On the night of Sep 16/17, 2017, I used the RIT Observatory telescope and cameras to run a few tests. I chose as a nominal target the blazar 1ES 1959+650, also known by many other names, since it had recently been detected in outburst. This was more of a training mission than a real scientific run, though.
The main setup was:
Notes from the night
A series of dark images (1 sec, 15 sec, 60 sec, later 60 sec) shows the same puzzling change in counts vs. exptime that I noted last year; see
The values tonight, at temperature T = -15 C, were
1 sec 316 counts 15 358 60 (early) 358 60 (later) 366

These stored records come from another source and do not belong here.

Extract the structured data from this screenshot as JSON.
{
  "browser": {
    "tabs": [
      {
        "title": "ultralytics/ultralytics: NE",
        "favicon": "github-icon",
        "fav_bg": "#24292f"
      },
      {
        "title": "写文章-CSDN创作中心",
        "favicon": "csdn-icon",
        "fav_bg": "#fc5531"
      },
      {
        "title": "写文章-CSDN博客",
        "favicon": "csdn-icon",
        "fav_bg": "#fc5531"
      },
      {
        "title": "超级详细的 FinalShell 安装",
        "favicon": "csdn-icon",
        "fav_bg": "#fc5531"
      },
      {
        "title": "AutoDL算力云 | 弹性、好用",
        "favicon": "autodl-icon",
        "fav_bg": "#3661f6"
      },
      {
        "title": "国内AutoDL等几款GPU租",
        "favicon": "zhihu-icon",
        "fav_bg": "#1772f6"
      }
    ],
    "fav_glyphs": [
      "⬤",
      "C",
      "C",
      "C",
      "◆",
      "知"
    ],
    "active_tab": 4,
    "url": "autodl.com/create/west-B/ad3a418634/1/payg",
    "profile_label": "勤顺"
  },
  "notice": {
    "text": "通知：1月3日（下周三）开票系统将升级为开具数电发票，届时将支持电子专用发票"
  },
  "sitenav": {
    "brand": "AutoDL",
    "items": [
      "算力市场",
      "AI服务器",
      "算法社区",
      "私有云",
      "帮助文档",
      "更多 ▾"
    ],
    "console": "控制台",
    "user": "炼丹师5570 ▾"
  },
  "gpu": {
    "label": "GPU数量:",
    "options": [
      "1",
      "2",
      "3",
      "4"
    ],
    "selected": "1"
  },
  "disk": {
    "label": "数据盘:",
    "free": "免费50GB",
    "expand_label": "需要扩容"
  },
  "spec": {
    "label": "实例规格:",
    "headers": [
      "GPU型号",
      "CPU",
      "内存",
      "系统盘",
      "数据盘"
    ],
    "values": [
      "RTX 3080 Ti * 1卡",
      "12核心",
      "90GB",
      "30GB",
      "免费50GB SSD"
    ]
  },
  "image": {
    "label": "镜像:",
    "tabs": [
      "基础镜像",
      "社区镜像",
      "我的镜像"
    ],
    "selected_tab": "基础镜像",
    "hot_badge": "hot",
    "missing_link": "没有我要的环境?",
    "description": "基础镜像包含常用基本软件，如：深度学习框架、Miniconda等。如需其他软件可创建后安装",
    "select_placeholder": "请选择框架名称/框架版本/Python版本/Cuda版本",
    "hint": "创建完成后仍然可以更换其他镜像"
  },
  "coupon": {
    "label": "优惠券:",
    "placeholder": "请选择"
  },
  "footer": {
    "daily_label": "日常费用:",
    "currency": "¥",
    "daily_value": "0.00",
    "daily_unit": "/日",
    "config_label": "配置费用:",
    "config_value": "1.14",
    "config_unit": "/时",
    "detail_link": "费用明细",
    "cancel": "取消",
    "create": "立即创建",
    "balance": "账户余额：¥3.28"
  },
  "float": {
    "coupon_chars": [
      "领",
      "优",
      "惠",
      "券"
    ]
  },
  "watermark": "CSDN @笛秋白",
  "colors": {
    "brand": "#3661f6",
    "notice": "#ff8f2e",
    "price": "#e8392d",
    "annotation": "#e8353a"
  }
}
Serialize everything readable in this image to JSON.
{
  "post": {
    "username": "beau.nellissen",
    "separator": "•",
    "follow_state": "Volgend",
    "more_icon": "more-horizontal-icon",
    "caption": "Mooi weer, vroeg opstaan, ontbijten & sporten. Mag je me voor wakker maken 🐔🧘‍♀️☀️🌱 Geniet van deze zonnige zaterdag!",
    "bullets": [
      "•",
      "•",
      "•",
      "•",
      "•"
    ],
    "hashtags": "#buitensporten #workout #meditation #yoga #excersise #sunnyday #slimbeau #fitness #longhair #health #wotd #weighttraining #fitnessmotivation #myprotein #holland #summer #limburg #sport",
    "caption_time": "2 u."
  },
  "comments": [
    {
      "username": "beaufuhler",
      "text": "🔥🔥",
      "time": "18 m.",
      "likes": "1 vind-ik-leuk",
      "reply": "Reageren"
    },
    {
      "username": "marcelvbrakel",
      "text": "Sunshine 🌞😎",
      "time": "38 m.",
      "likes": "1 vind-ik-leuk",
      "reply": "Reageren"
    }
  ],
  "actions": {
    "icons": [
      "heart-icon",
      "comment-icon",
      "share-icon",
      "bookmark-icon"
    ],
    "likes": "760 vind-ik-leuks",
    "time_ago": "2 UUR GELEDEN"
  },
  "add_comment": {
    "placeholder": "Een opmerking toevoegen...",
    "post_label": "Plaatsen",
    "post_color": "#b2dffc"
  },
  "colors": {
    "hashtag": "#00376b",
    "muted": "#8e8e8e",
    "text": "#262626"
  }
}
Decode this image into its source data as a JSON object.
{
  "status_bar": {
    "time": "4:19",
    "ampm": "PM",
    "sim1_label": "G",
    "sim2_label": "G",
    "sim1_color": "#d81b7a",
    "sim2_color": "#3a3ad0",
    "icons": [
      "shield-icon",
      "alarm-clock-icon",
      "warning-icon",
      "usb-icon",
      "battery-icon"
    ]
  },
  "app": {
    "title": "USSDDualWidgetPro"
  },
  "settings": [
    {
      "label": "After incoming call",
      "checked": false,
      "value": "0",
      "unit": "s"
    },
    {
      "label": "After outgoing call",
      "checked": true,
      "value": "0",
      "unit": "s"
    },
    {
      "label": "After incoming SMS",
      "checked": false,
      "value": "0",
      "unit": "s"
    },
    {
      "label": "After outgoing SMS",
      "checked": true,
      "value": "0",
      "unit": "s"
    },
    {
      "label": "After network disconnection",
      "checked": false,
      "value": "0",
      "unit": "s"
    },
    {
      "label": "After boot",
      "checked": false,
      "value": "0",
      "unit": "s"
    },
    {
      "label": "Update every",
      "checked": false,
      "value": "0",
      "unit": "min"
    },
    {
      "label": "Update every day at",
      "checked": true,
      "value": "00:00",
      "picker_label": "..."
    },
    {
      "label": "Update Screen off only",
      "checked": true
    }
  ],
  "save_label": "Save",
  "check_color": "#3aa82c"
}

Several nights ago (Sep 12/13), I had spent several hours adjusting the mount's alignment in both azimuth and altitude, using the drift method with stars to the South and to the East. This evening, I made more adjustments, but only in the azimuth position; I used the stars 32 Aql (from 8:47 - 9:30 PM) and then HIP 144181 (from 9:30 - 9:55 PM) to watch the drift of stars in the north-south direction over a period of 180 or 300 seconds. I made only small adjustments, and by the end, couldn't see significant improvements in drift over 300 seconds. The scatter in these measurements was around +/- 1 pixel over 300 seconds.
Below is a graph showing the long-term drift in position of stars in the field of 1ES 1959+650 over a period of about 87 minutes. Note that this field was near the meridian, drifting down into the west over time, but located NORTH of the zenith. The drift in Declination is relatively small, roughly 12-15 arcseconds in almost one hour. The jump occured when I was looking into the telescope aperture for evidence of moisture, as I bumped the tube several times. I doubt I can adjust the azimuth of the mount much better than this.
On the other hand, the telescope does fail to track properly in RA, with a clear systematic trend: stars move to the west over time, meaning that the telescope is moving too slowly in RA, or that the altitude needs to be adjusted, or both. I can focus on that adjustment on a future night.
When I examined the images of 1ES1959+650 in detail, I noticed a curious change in their appearance. The early images in the sequence looked normal. After the usual dark subtraction and flat-fielding, they looked pretty uniform. In the image below, North is up, East to the left, with a field of view of about 44 x 29 arcminutes. The noisy area at the right = West edge of the frame is due to the shadow of the guider's pickoff mirror.
But after some 20 or 30 minutes of sitting on this same field, the central region of the image starts to change: a dark central region, with a slightly brighter ring around it, appears:
The size of the ring increases with time, reaching this size near the end of the run of 88 minutes.
A slice through the middle of the image, running East to West, shows that the amplitude of the effect is large: sky and stars lose about 30% of their intensity inside the ring.
I thought that there might be some moisture condensing on the front lens of the Meade LX200 Schmidt-Cassegrain, but when I checked, it looked dry. I blew warm air over it with a hair dryer anyway, and continued to take pictures. The ring appeared to be the same after the hair dryer.
I then tried modifying the temperature of the camera, wondering if the cause of the effect might be moisture condensing onto the window of the camera, or onto the silicon of the chip itself.
I am guessing that the culprit is some condensation on the camera's window, or on the chip itself. I've refreshed the dessicant in the plastic box in which the camera sits when not in use, but I don't know how to recharge the dessicant inside the camera itself. It may not be something that an ordinary user can do.
Last modified 9/11/2017 by MWR.